Work instruction: Every record needs to come back as written, except for the pictures.

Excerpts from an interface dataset
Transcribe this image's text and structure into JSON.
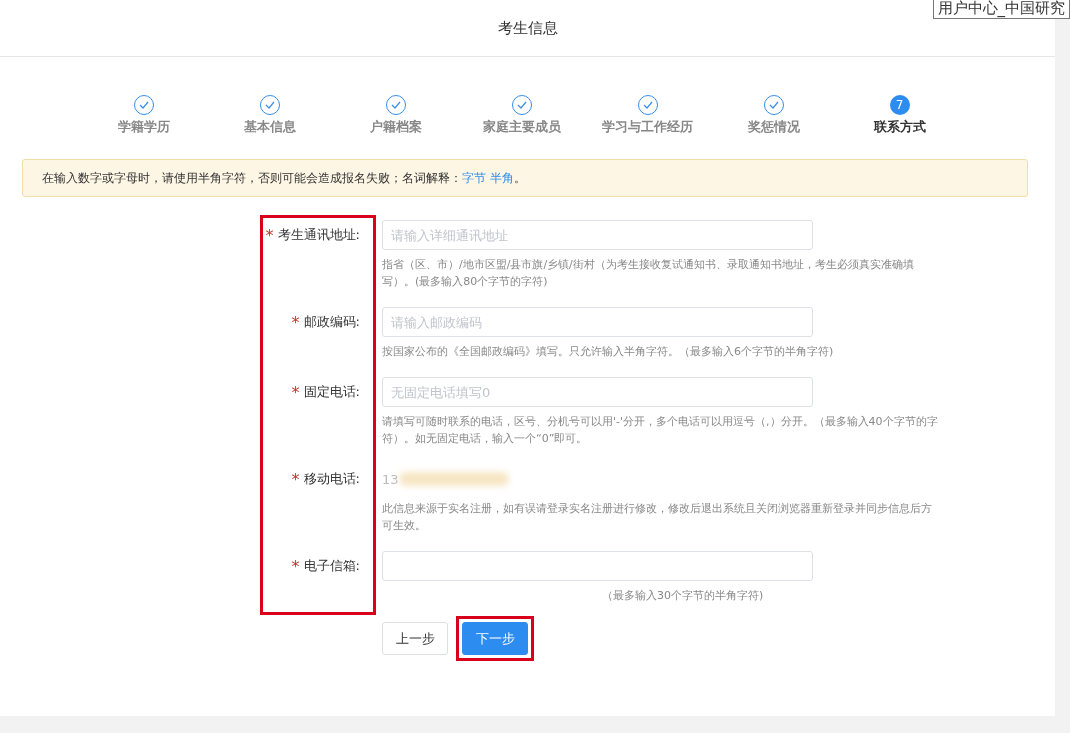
{
  "header": {
    "title": "考生信息"
  },
  "tooltip": "用户中心_中国研究",
  "steps": [
    {
      "label": "学籍学历",
      "kind": "done",
      "selected": false
    },
    {
      "label": "基本信息",
      "kind": "done",
      "selected": false
    },
    {
      "label": "户籍档案",
      "kind": "done",
      "selected": false
    },
    {
      "label": "家庭主要成员",
      "kind": "done",
      "selected": false
    },
    {
      "label": "学习与工作经历",
      "kind": "done",
      "selected": false
    },
    {
      "label": "奖惩情况",
      "kind": "done",
      "selected": false
    },
    {
      "label": "联系方式",
      "kind": "current",
      "number": "7",
      "selected": true
    }
  ],
  "notice": {
    "text": "在输入数字或字母时，请使用半角字符，否则可能会造成报名失败；名词解释：",
    "links": [
      "字节",
      "半角"
    ],
    "end": "。"
  },
  "fields": [
    {
      "label": "考生通讯地址:",
      "mark": "*",
      "kind": "input",
      "placeholder": "请输入详细通讯地址",
      "hint": "指省（区、市）/地市区盟/县市旗/乡镇/街村（为考生接收复试通知书、录取通知书地址，考生必须真实准确填写）。(最多输入80个字节的字符)"
    },
    {
      "label": "邮政编码:",
      "mark": "*",
      "kind": "input",
      "placeholder": "请输入邮政编码",
      "hint": "按国家公布的《全国邮政编码》填写。只允许输入半角字符。（最多输入6个字节的半角字符)"
    },
    {
      "label": "固定电话:",
      "mark": "*",
      "kind": "input",
      "placeholder": "无固定电话填写0",
      "hint": "请填写可随时联系的电话，区号、分机号可以用'-'分开，多个电话可以用逗号（,）分开。（最多输入40个字节的字符）。如无固定电话，输入一个“0”即可。"
    },
    {
      "label": "移动电话:",
      "mark": "*",
      "kind": "static",
      "value": "13",
      "hint": "此信息来源于实名注册，如有误请登录实名注册进行修改，修改后退出系统且关闭浏览器重新登录并同步信息后方可生效。"
    },
    {
      "label": "电子信箱:",
      "mark": "*",
      "kind": "input",
      "hint": "（最多输入30个字节的半角字符)"
    }
  ],
  "buttons": [
    {
      "label": "上一步",
      "kind": "default",
      "highlighted": false
    },
    {
      "label": "下一步",
      "kind": "primary",
      "highlighted": true
    }
  ]
}
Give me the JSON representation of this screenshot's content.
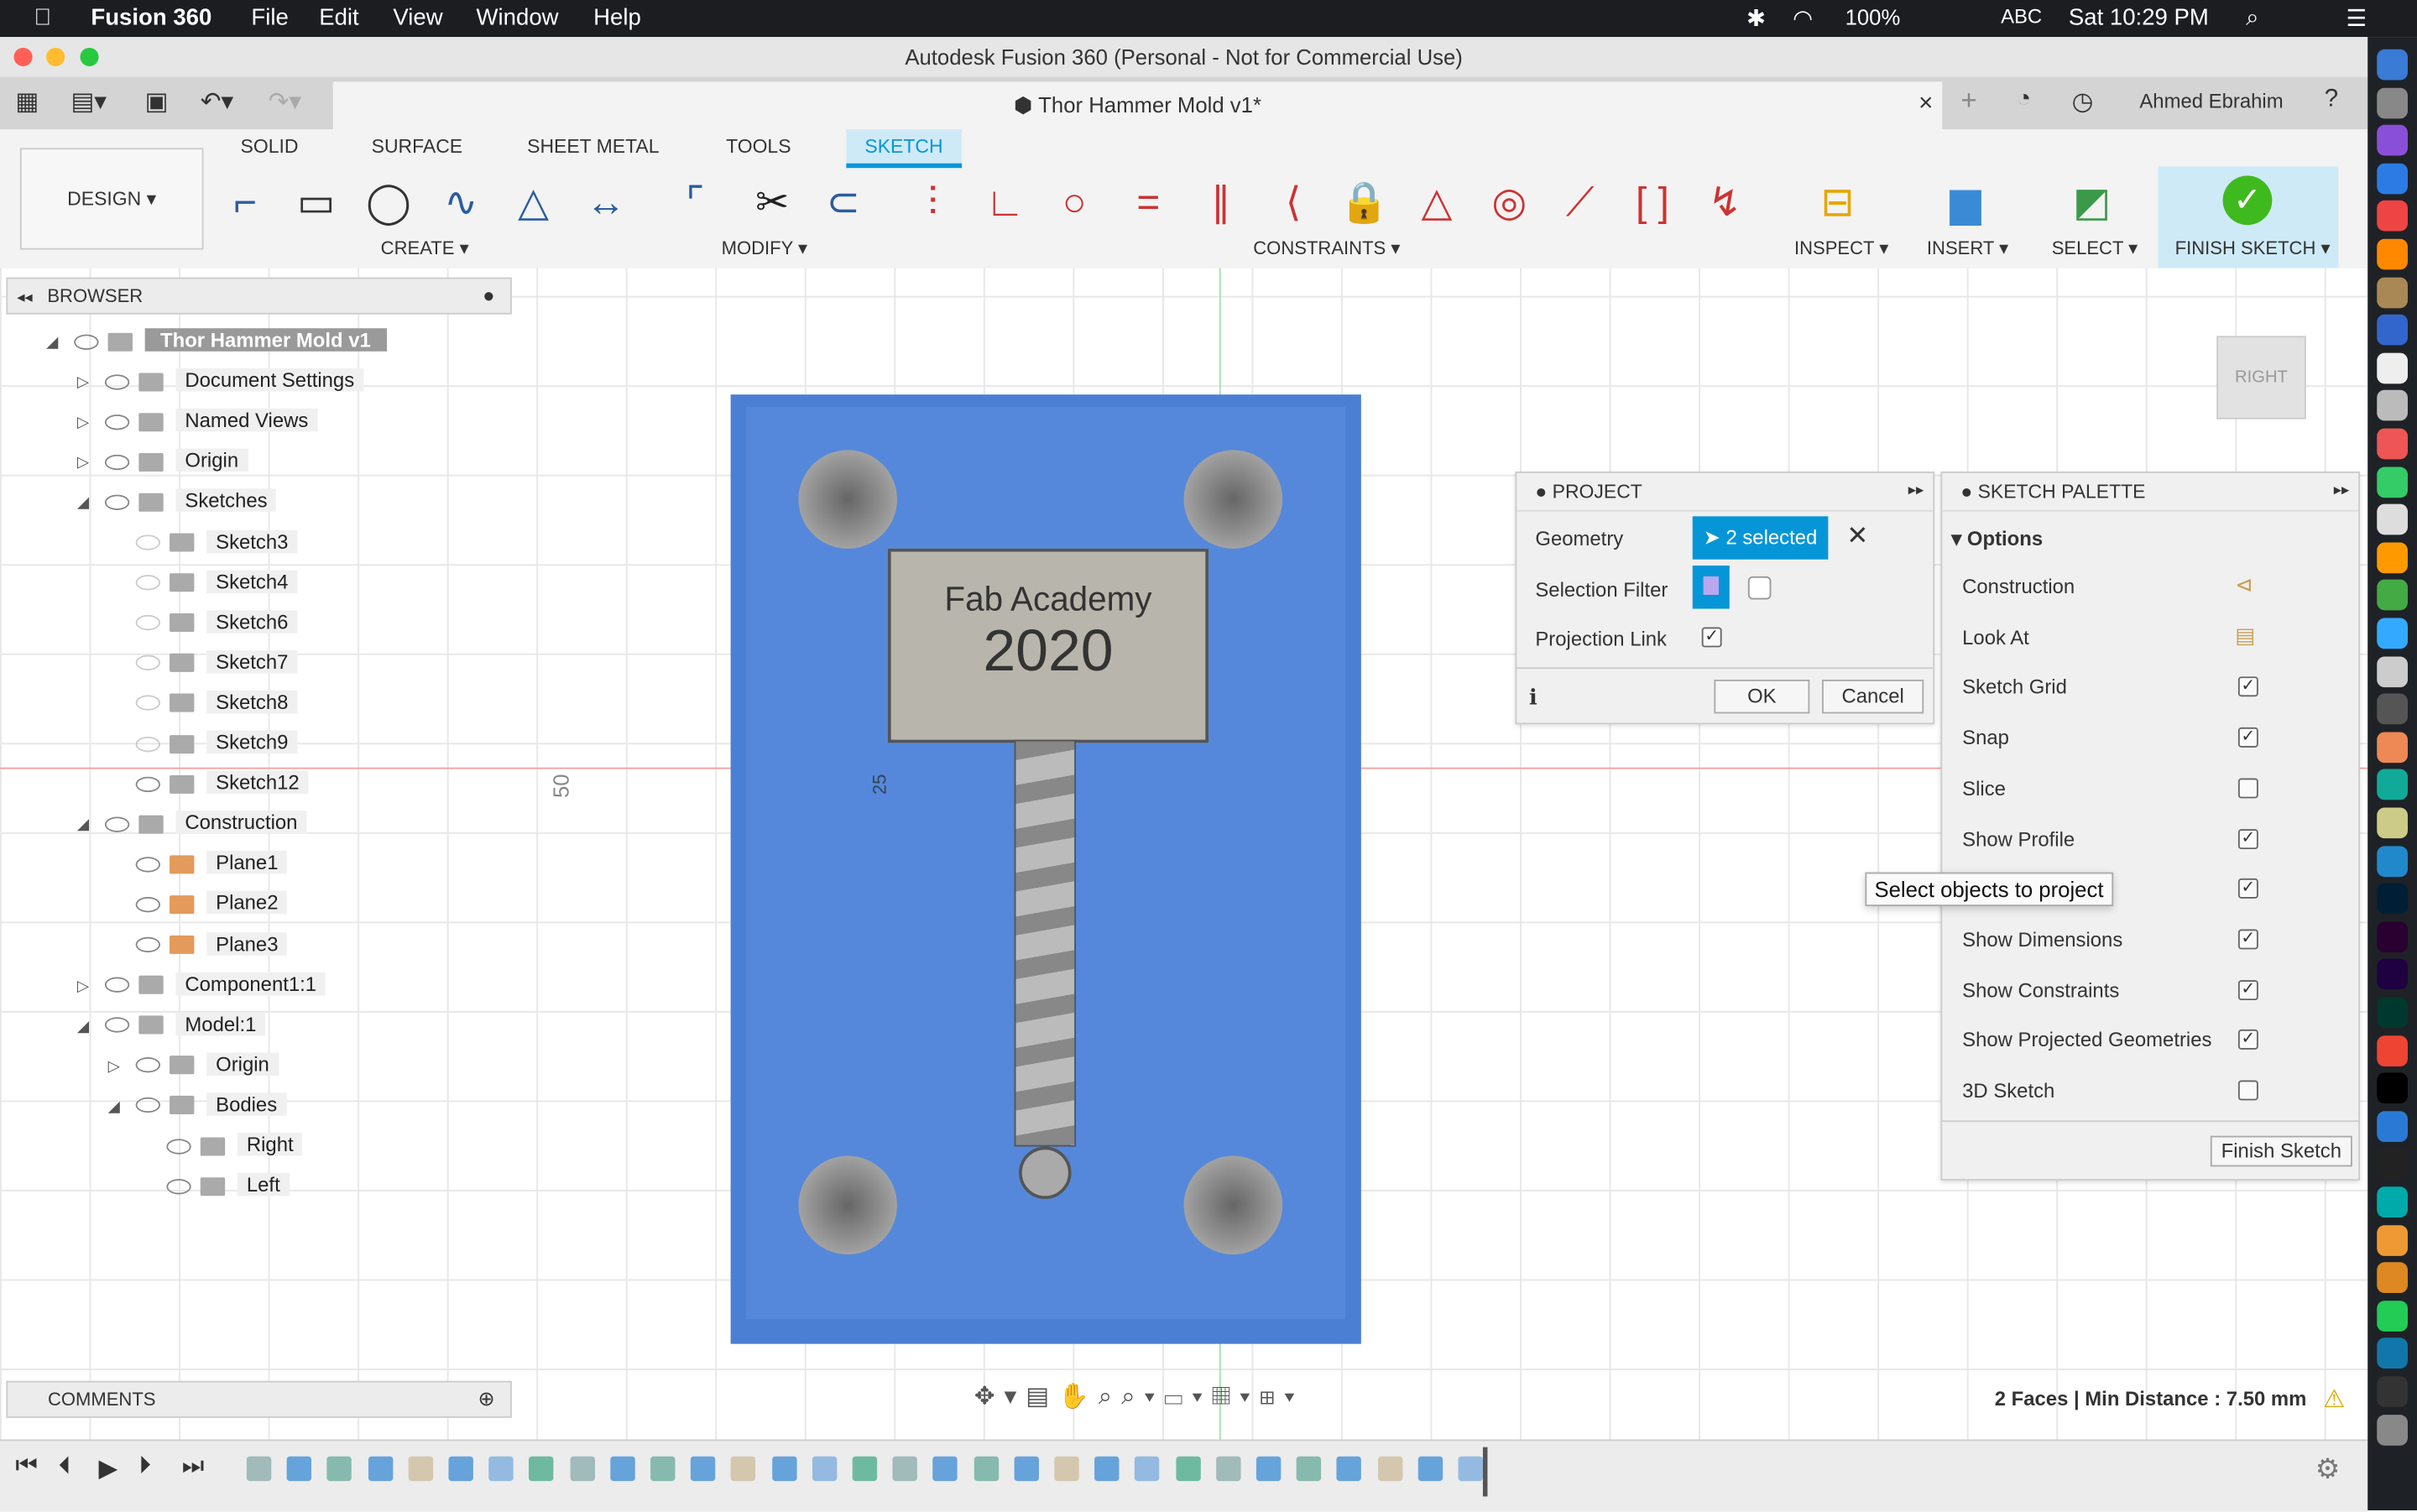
{
  "menubar": {
    "app": "Fusion 360",
    "items": [
      "File",
      "Edit",
      "View",
      "Window",
      "Help"
    ],
    "battery": "100%",
    "input": "ABC",
    "clock": "Sat 10:29 PM"
  },
  "window": {
    "title": "Autodesk Fusion 360 (Personal - Not for Commercial Use)",
    "doc_tab": "Thor Hammer Mold v1*",
    "user": "Ahmed Ebrahim"
  },
  "ribbon": {
    "workspace": "DESIGN",
    "tabs": [
      "SOLID",
      "SURFACE",
      "SHEET METAL",
      "TOOLS",
      "SKETCH"
    ],
    "active_tab": "SKETCH",
    "groups": [
      "CREATE",
      "MODIFY",
      "CONSTRAINTS",
      "INSPECT",
      "INSERT",
      "SELECT",
      "FINISH SKETCH"
    ],
    "accent": "#0696d7"
  },
  "browser": {
    "title": "BROWSER",
    "items": [
      {
        "label": "Thor Hammer Mold v1",
        "level": 0
      },
      {
        "label": "Document Settings",
        "level": 1
      },
      {
        "label": "Named Views",
        "level": 1
      },
      {
        "label": "Origin",
        "level": 1
      },
      {
        "label": "Sketches",
        "level": 1
      },
      {
        "label": "Sketch3",
        "level": 2
      },
      {
        "label": "Sketch4",
        "level": 2
      },
      {
        "label": "Sketch6",
        "level": 2
      },
      {
        "label": "Sketch7",
        "level": 2
      },
      {
        "label": "Sketch8",
        "level": 2
      },
      {
        "label": "Sketch9",
        "level": 2
      },
      {
        "label": "Sketch12",
        "level": 2
      },
      {
        "label": "Construction",
        "level": 1
      },
      {
        "label": "Plane1",
        "level": 2
      },
      {
        "label": "Plane2",
        "level": 2
      },
      {
        "label": "Plane3",
        "level": 2
      },
      {
        "label": "Component1:1",
        "level": 1
      },
      {
        "label": "Model:1",
        "level": 1
      },
      {
        "label": "Origin",
        "level": 2
      },
      {
        "label": "Bodies",
        "level": 2
      },
      {
        "label": "Right",
        "level": 3
      },
      {
        "label": "Left",
        "level": 3
      }
    ]
  },
  "viewport": {
    "model_text_1": "Fab Academy",
    "model_text_2": "2020",
    "dim_50": "50",
    "dim_25": "25",
    "viewcube": "RIGHT",
    "model_color": "#4a7fd4"
  },
  "project": {
    "title": "PROJECT",
    "geometry_label": "Geometry",
    "geometry_value": "2 selected",
    "filter_label": "Selection Filter",
    "link_label": "Projection Link",
    "link_checked": true,
    "ok": "OK",
    "cancel": "Cancel"
  },
  "tooltip": "Select objects to project",
  "palette": {
    "title": "SKETCH PALETTE",
    "section": "Options",
    "rows": [
      {
        "label": "Construction",
        "type": "icon"
      },
      {
        "label": "Look At",
        "type": "icon"
      },
      {
        "label": "Sketch Grid",
        "checked": true
      },
      {
        "label": "Snap",
        "checked": true
      },
      {
        "label": "Slice",
        "checked": false
      },
      {
        "label": "Show Profile",
        "checked": true
      },
      {
        "label": "",
        "checked": true
      },
      {
        "label": "Show Dimensions",
        "checked": true
      },
      {
        "label": "Show Constraints",
        "checked": true
      },
      {
        "label": "Show Projected Geometries",
        "checked": true
      },
      {
        "label": "3D Sketch",
        "checked": false
      }
    ],
    "finish": "Finish Sketch"
  },
  "comments": {
    "title": "COMMENTS"
  },
  "status": "2 Faces | Min Distance : 7.50 mm"
}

Written response:
Transcribe this image's text and structure into JSON.
{
  "header": {
    "title": "考生信息"
  },
  "tooltip": "用户中心_中国研究",
  "steps": [
    {
      "label": "学籍学历",
      "kind": "done",
      "selected": false
    },
    {
      "label": "基本信息",
      "kind": "done",
      "selected": false
    },
    {
      "label": "户籍档案",
      "kind": "done",
      "selected": false
    },
    {
      "label": "家庭主要成员",
      "kind": "done",
      "selected": false
    },
    {
      "label": "学习与工作经历",
      "kind": "done",
      "selected": false
    },
    {
      "label": "奖惩情况",
      "kind": "done",
      "selected": false
    },
    {
      "label": "联系方式",
      "kind": "current",
      "number": "7",
      "selected": true
    }
  ],
  "notice": {
    "text": "在输入数字或字母时，请使用半角字符，否则可能会造成报名失败；名词解释：",
    "links": [
      "字节",
      "半角"
    ],
    "end": "。"
  },
  "fields": [
    {
      "label": "考生通讯地址:",
      "mark": "*",
      "kind": "input",
      "placeholder": "请输入详细通讯地址",
      "hint": "指省（区、市）/地市区盟/县市旗/乡镇/街村（为考生接收复试通知书、录取通知书地址，考生必须真实准确填写）。(最多输入80个字节的字符)"
    },
    {
      "label": "邮政编码:",
      "mark": "*",
      "kind": "input",
      "placeholder": "请输入邮政编码",
      "hint": "按国家公布的《全国邮政编码》填写。只允许输入半角字符。（最多输入6个字节的半角字符)"
    },
    {
      "label": "固定电话:",
      "mark": "*",
      "kind": "input",
      "placeholder": "无固定电话填写0",
      "hint": "请填写可随时联系的电话，区号、分机号可以用'-'分开，多个电话可以用逗号（,）分开。（最多输入40个字节的字符）。如无固定电话，输入一个“0”即可。"
    },
    {
      "label": "移动电话:",
      "mark": "*",
      "kind": "static",
      "value": "13",
      "hint": "此信息来源于实名注册，如有误请登录实名注册进行修改，修改后退出系统且关闭浏览器重新登录并同步信息后方可生效。"
    },
    {
      "label": "电子信箱:",
      "mark": "*",
      "kind": "input",
      "hint": "（最多输入30个字节的半角字符)"
    }
  ],
  "buttons": [
    {
      "label": "上一步",
      "kind": "default",
      "highlighted": false
    },
    {
      "label": "下一步",
      "kind": "primary",
      "highlighted": true
    }
  ]
}
Give me the JSON representation of this screenshot's content.
{
  "menubar": {
    "app": "Fusion 360",
    "items": [
      "File",
      "Edit",
      "View",
      "Window",
      "Help"
    ],
    "battery": "100%",
    "input": "ABC",
    "clock": "Sat 10:29 PM"
  },
  "window": {
    "title": "Autodesk Fusion 360 (Personal - Not for Commercial Use)",
    "doc_tab": "Thor Hammer Mold v1*",
    "user": "Ahmed Ebrahim"
  },
  "ribbon": {
    "workspace": "DESIGN",
    "tabs": [
      "SOLID",
      "SURFACE",
      "SHEET METAL",
      "TOOLS",
      "SKETCH"
    ],
    "active_tab": "SKETCH",
    "groups": [
      "CREATE",
      "MODIFY",
      "CONSTRAINTS",
      "INSPECT",
      "INSERT",
      "SELECT",
      "FINISH SKETCH"
    ],
    "accent": "#0696d7"
  },
  "browser": {
    "title": "BROWSER",
    "items": [
      {
        "label": "Thor Hammer Mold v1",
        "level": 0
      },
      {
        "label": "Document Settings",
        "level": 1
      },
      {
        "label": "Named Views",
        "level": 1
      },
      {
        "label": "Origin",
        "level": 1
      },
      {
        "label": "Sketches",
        "level": 1
      },
      {
        "label": "Sketch3",
        "level": 2
      },
      {
        "label": "Sketch4",
        "level": 2
      },
      {
        "label": "Sketch6",
        "level": 2
      },
      {
        "label": "Sketch7",
        "level": 2
      },
      {
        "label": "Sketch8",
        "level": 2
      },
      {
        "label": "Sketch9",
        "level": 2
      },
      {
        "label": "Sketch12",
        "level": 2
      },
      {
        "label": "Construction",
        "level": 1
      },
      {
        "label": "Plane1",
        "level": 2
      },
      {
        "label": "Plane2",
        "level": 2
      },
      {
        "label": "Plane3",
        "level": 2
      },
      {
        "label": "Component1:1",
        "level": 1
      },
      {
        "label": "Model:1",
        "level": 1
      },
      {
        "label": "Origin",
        "level": 2
      },
      {
        "label": "Bodies",
        "level": 2
      },
      {
        "label": "Right",
        "level": 3
      },
      {
        "label": "Left",
        "level": 3
      }
    ]
  },
  "viewport": {
    "model_text_1": "Fab Academy",
    "model_text_2": "2020",
    "dim_50": "50",
    "dim_25": "25",
    "viewcube": "RIGHT",
    "model_color": "#4a7fd4"
  },
  "project": {
    "title": "PROJECT",
    "geometry_label": "Geometry",
    "geometry_value": "2 selected",
    "filter_label": "Selection Filter",
    "link_label": "Projection Link",
    "link_checked": true,
    "ok": "OK",
    "cancel": "Cancel"
  },
  "tooltip": "Select objects to project",
  "palette": {
    "title": "SKETCH PALETTE",
    "section": "Options",
    "rows": [
      {
        "label": "Construction",
        "type": "icon"
      },
      {
        "label": "Look At",
        "type": "icon"
      },
      {
        "label": "Sketch Grid",
        "checked": true
      },
      {
        "label": "Snap",
        "checked": true
      },
      {
        "label": "Slice",
        "checked": false
      },
      {
        "label": "Show Profile",
        "checked": true
      },
      {
        "label": "",
        "checked": true
      },
      {
        "label": "Show Dimensions",
        "checked": true
      },
      {
        "label": "Show Constraints",
        "checked": true
      },
      {
        "label": "Show Projected Geometries",
        "checked": true
      },
      {
        "label": "3D Sketch",
        "checked": false
      }
    ],
    "finish": "Finish Sketch"
  },
  "comments": {
    "title": "COMMENTS"
  },
  "status": "2 Faces | Min Distance : 7.50 mm"
}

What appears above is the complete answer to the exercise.